Build your own game engine from scratch, from scratch and from scratch again.
The best game engines come from a combination of creativity, code and the ability to get things done.
We’ll get into those points in depth later.
So, we need to build a game engine.
It’s simple, it’s easy, and you’ll learn the ropes quickly.
There are a ton of resources online that show you how to do this.
I’ll give you a couple of pointers.
First, go to www.gamedev.org.
It gives you the tools you need to get started.
Second, check out our article on building games.
The article contains plenty of advice and examples.
If you want to know more, go here.
The second thing we need are our tools.
We’re going to need an editor.
And we’ll need a game editor.
Now, you’re probably thinking, “Hey, what are you going to use an editor for?”
Well, that’s a good question, and we’re going with Unity.
Unity has been around for decades.
I think I remember when it was first released it was the only game engine out there.
There were only three or four available, and it had no real competition.
Unity is still pretty popular today.
But, when you look at how it works, it is not for everyone.
There is an article by David Pizarro about how to make games with Unity that’s still going strong.
Unity requires you to have a good understanding of the programming language.
You can’t just use an older version of Unity and call it good.
Unity’s built in support for third-party libraries.
Unity also requires you have the latest version of DirectX, OpenGL and DirectX 11.
So that’s not a bad thing.
However, we’re not going to make any money with Unity, so we’re starting to build our own.
I don’t know if you’ve heard this before, but we need a development environment.
We can’t build a single, complete game in Unity.
We need to create a complete, fully functional, cross-platform game engine for our projects.
This is why we need an engine.
Now you’ve probably thought, “Oh, that sounds great.
I’ve got my own engine.”
Well, you don’t need to have one.
We could use the Unity Engine.
But Unity isn’t as flexible as you might think.
Unity only supports a limited set of platforms, so you need a way to get the game running on those platforms.
The Unity Engine is a library of tools.
You’ve seen this already, but you need one more thing.
You’ll need the development environment to make the game.
That’s where the Editor comes in.
We have a Unity project.
It has an index.js file in the root folder of our project.
That file contains a bunch of files that let us build our game engine on any platform.
That index.html file is the front end.
You don’t actually write your game in a Unity file.
You just pass it to the Unity Editor, which will build the game in the Unity editor.
That editor is an extension of the editor.
We call it a “game engine.”
You’ll also see the Editor’s name as an extension for a few reasons.
First of all, the name of the Unity project is the Editor.
You need to include the editor name.
Secondly, you’ll see the “engine” suffix in the editor’s name.
This suffix is for Unity itself.
It lets you tell Unity to build the engine for your platform.
We use this suffix because Unity makes it easier to build and install.

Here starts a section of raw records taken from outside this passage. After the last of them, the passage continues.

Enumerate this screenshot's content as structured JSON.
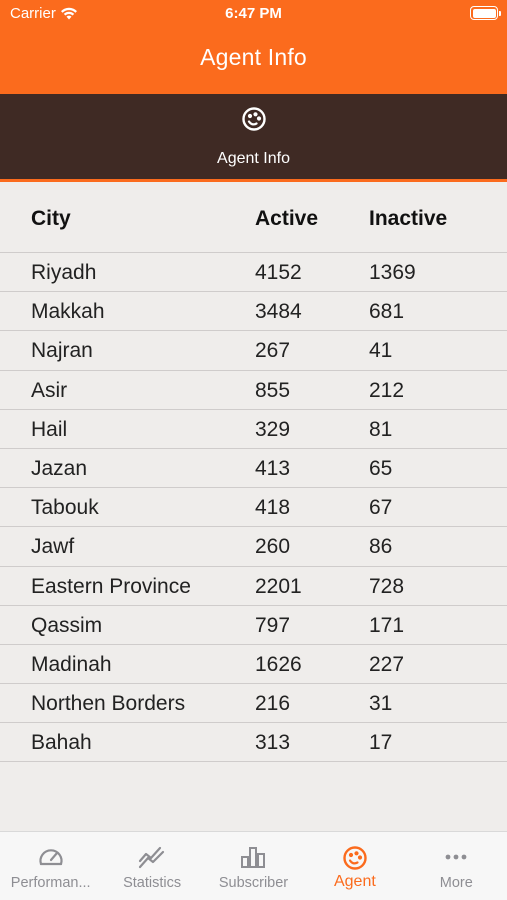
{
  "status": {
    "carrier": "Carrier",
    "time": "6:47 PM"
  },
  "nav": {
    "title": "Agent Info"
  },
  "segment": {
    "label": "Agent Info",
    "icon": "palette-icon"
  },
  "table": {
    "headers": [
      "City",
      "Active",
      "Inactive"
    ],
    "rows": [
      [
        "Riyadh",
        "4152",
        "1369"
      ],
      [
        "Makkah",
        "3484",
        "681"
      ],
      [
        "Najran",
        "267",
        "41"
      ],
      [
        "Asir",
        "855",
        "212"
      ],
      [
        "Hail",
        "329",
        "81"
      ],
      [
        "Jazan",
        "413",
        "65"
      ],
      [
        "Tabouk",
        "418",
        "67"
      ],
      [
        "Jawf",
        "260",
        "86"
      ],
      [
        "Eastern Province",
        "2201",
        "728"
      ],
      [
        "Qassim",
        "797",
        "171"
      ],
      [
        "Madinah",
        "1626",
        "227"
      ],
      [
        "Northen Borders",
        "216",
        "31"
      ],
      [
        "Bahah",
        "313",
        "17"
      ]
    ]
  },
  "tabbar": {
    "items": [
      {
        "label": "Performan...",
        "icon": "speedometer-icon",
        "active": false
      },
      {
        "label": "Statistics",
        "icon": "trend-chart-icon",
        "active": false
      },
      {
        "label": "Subscriber",
        "icon": "bar-chart-icon",
        "active": false
      },
      {
        "label": "Agent",
        "icon": "palette-icon",
        "active": true
      },
      {
        "label": "More",
        "icon": "more-dots-icon",
        "active": false
      }
    ]
  },
  "colors": {
    "accent": "#fb6b1d",
    "header_dark": "#3f2a24",
    "background": "#efedeb",
    "inactive_tab": "#8e8e93"
  }
}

We also use it because we want you to be able to install it on any of your PCs and devices.
Thirdly, you need an index file.
This file contains all the data that Unity uses to build your game.
It includes everything that we need for us to run the game, everything we need in order to run it, and everything you need in your game for debugging and debugging.
You have an index in the index.
If we wanted to build an editor that we would use in our game, we would need to add the index file to our project and tell Unity that it needed to include it.
If our index.php file didn’t have the index files included, we’d have to add them.
Now that we’ve got that, let’s see how we can use it to build Unity.
First we need the index template file.
We’ve got a template file that contains the index code.
It looks something like this: <html xmlns="http://schemas.microsoft.com/winfx/2006/xaml/presentation"